"While I was a U. S. Congressman, I was able to get the Death in Custody Act passed," Hutchinson said. "I was joined by Jesse Jackson Jr. for the signing of the act into law. This measure required prison authorities to account for the deaths of inmates serving time and to state the cause of death."

Hutchinson said that he was also a key player in the push to end the disparity in sentencing defendants for possession of crack cocaine as opposed to powder cocaine.

"It took 10 years to pass, but it created fairness in the justice system by treating everyone equally," Hutchinson said. "We also need to increase minority representation in the state legislature.
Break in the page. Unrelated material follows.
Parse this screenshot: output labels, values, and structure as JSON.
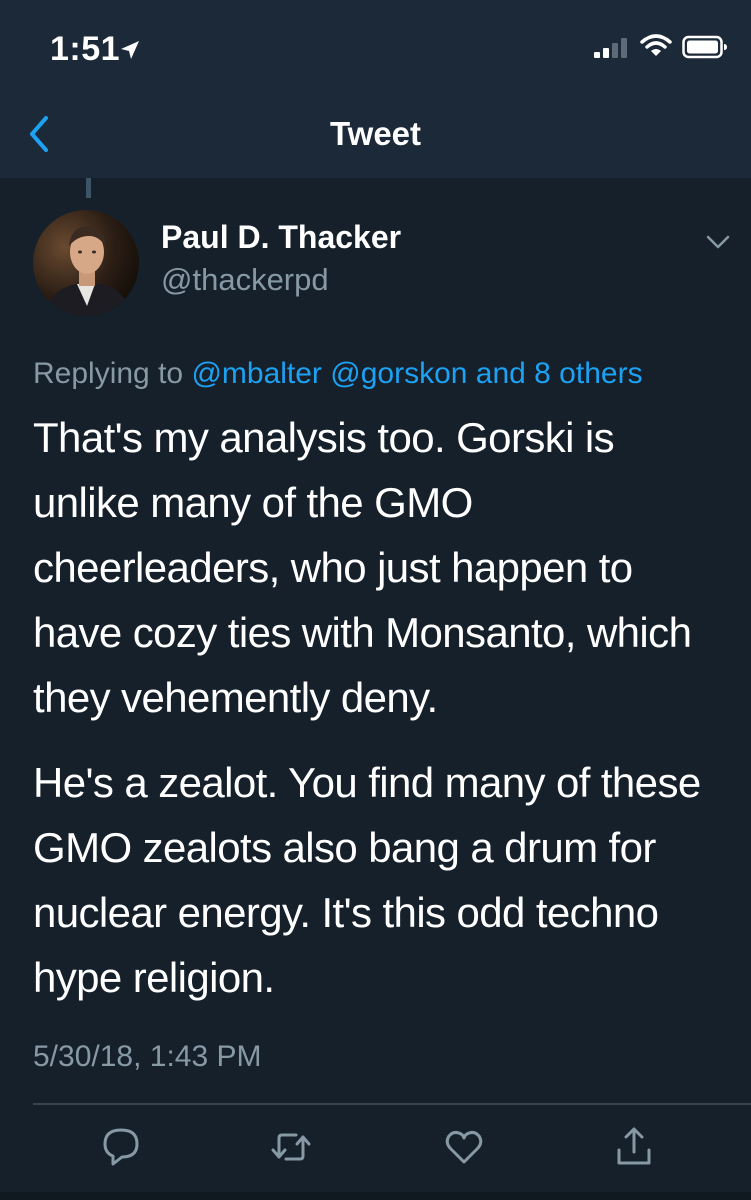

Every child in Arkansas should know the history of African-Americans in Arkansas."

Hutchinson said that when he was being considered for the post of administrator of the Drug Enforcement Administration under President George W. Bush, he earned the support of Congressman John Conyers of Michigan.

"Congressman Conyers went to the Senate Judiciary Committee and endorsed me for the position," Hutchinson said.
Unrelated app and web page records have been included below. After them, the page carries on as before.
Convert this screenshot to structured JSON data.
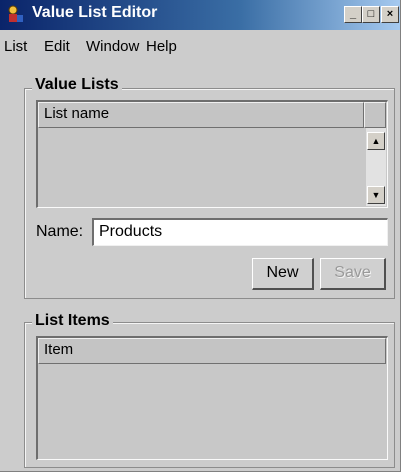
{
  "window": {
    "title": "Value List Editor",
    "controls": {
      "minimize": "_",
      "maximize": "□",
      "close": "×"
    }
  },
  "menu": [
    "List",
    "Edit",
    "Window",
    "Help"
  ],
  "value_lists": {
    "title": "Value Lists",
    "column_header": "List name",
    "name_label": "Name:",
    "name_value": "Products",
    "new_button": "New",
    "save_button": "Save",
    "scroll_up_icon": "▲",
    "scroll_down_icon": "▼"
  },
  "list_items": {
    "title": "List Items",
    "column_header": "Item"
  },
  "colors": {
    "titlebar_start": "#0a246a",
    "titlebar_end": "#a6caf0",
    "window_bg": "#cccccc"
  }
}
Hutchinson was asked whether he supported the use of marijuana for medical reasons.

"My position is that every person who needs medicine should get it," Hutchinson said. "Doctors have not said that marijuana is good medicine and the Food and Drug Administration has not endorsed it as such. If they ever decide that it is, then I would be the first one to advocate its use.

Hutchinson said that he is opposed to gay marriage.

"I want to have an initiative for employers to consider not automatically disqualifying someone from consideration for a job opening simply because they have answered yes to the question of whether they are a convicted felon," Hutchinson said. "We would, of course, not require employers to do this, but in situations, say, where a person had a drug conviction five or 10 years ago but otherwise meets all of the qualifications for a job, it would be nice for them to be considered for it."


Hutchinson said that his father was a farmer who never went to college.

"My father was a chicken farmer, but he encouraged me to go to college," Hutchinson said. "Susan, my wife of 40 years, is originally from Atlanta, Ga. When I was practicing law in Bentonville, we lived with our three children in a double-wide mobile home on 15 acres of land. Those were some of the best times of our lives.

"I stand for the values of community, faith, church, family and loving each other," Hutchinson said. "That’s me."


Mayor Arnell Willis of Helena-West Helena traveled to Pine Bluff to show his support for Hutchinson.

"I’ve known this gentleman for 30 years and consider him a personal friend," Willis said. "Eastern and southeastern Arkansas have basically been forgotten, but this gentleman has not forgotten us. I believe that as governor he will help to spark the economy of the Delta heartland of this state. I believe that this gentleman will work for all of Arkansas."